Over at Under the Table and Dreaming, Stephanie Lynn came up with a dollar store wreath design that has a unique style, bold yet sophisticated.  Her crow’s nest wreath has a very natural look, making it a subtle touch in your Halloween decor.

Meanwhile, Kathleen of Katydid and Kid designed her own Halloween bird wreath.  She calls it her Nevermore wreath because the dark, ethereal look and raven-like bird made her think of Edgar Allan Poe.  Believe it or not, the wreath is covered entirely in black crepe paper streamers.  I’ve seen similar designs using crepe paper, however Kathleen makes hers different by cutting the crepe paper into feather-like shapes.

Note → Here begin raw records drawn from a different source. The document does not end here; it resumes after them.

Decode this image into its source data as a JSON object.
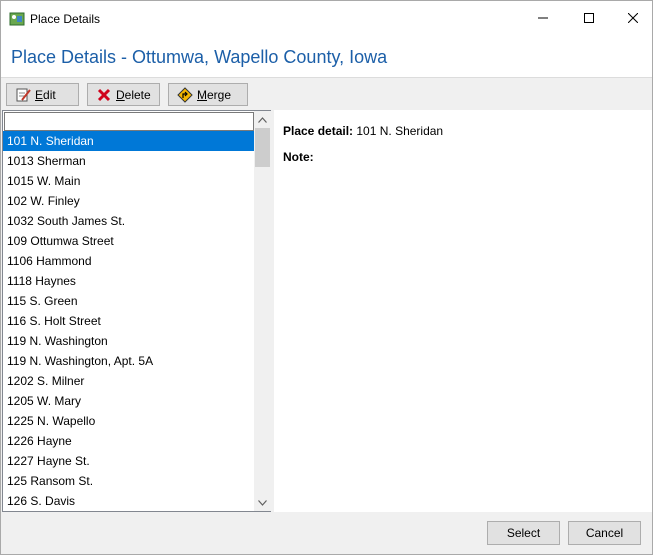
{
  "window": {
    "title": "Place Details",
    "icon": "app-icon"
  },
  "header": {
    "title": "Place Details - Ottumwa, Wapello County, Iowa",
    "color": "#1c5fa8"
  },
  "toolbar": {
    "edit_label": "Edit",
    "delete_label": "Delete",
    "merge_label": "Merge"
  },
  "list": {
    "search_value": "",
    "selected_index": 0,
    "items": [
      "101 N. Sheridan",
      "1013 Sherman",
      "1015 W. Main",
      "102 W. Finley",
      "1032 South James St.",
      "109 Ottumwa Street",
      "1106 Hammond",
      "1118 Haynes",
      "115 S. Green",
      "116 S. Holt Street",
      "119 N. Washington",
      "119 N. Washington, Apt. 5A",
      "1202 S. Milner",
      "1205 W. Mary",
      "1225 N. Wapello",
      "1226 Hayne",
      "1227 Hayne St.",
      "125 Ransom St.",
      "126 S. Davis"
    ]
  },
  "detail": {
    "place_label": "Place detail:",
    "place_value": "101 N. Sheridan",
    "note_label": "Note:",
    "note_value": ""
  },
  "footer": {
    "select_label": "Select",
    "cancel_label": "Cancel"
  },
  "colors": {
    "selection": "#0078d7",
    "accent": "#1c5fa8"
  }
}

If you’re a skull lover, check out this skull wreath by Kelly at All things made by Kelly.  (It also gives me an idea for a skull wall clock!)  Clever Kelly was having difficulty gluing the skulls into place because of the domed shape of their skulls, so she used a utility knife to slice them down to a flatter surface.

What other Halloween wreath ideas have you seen?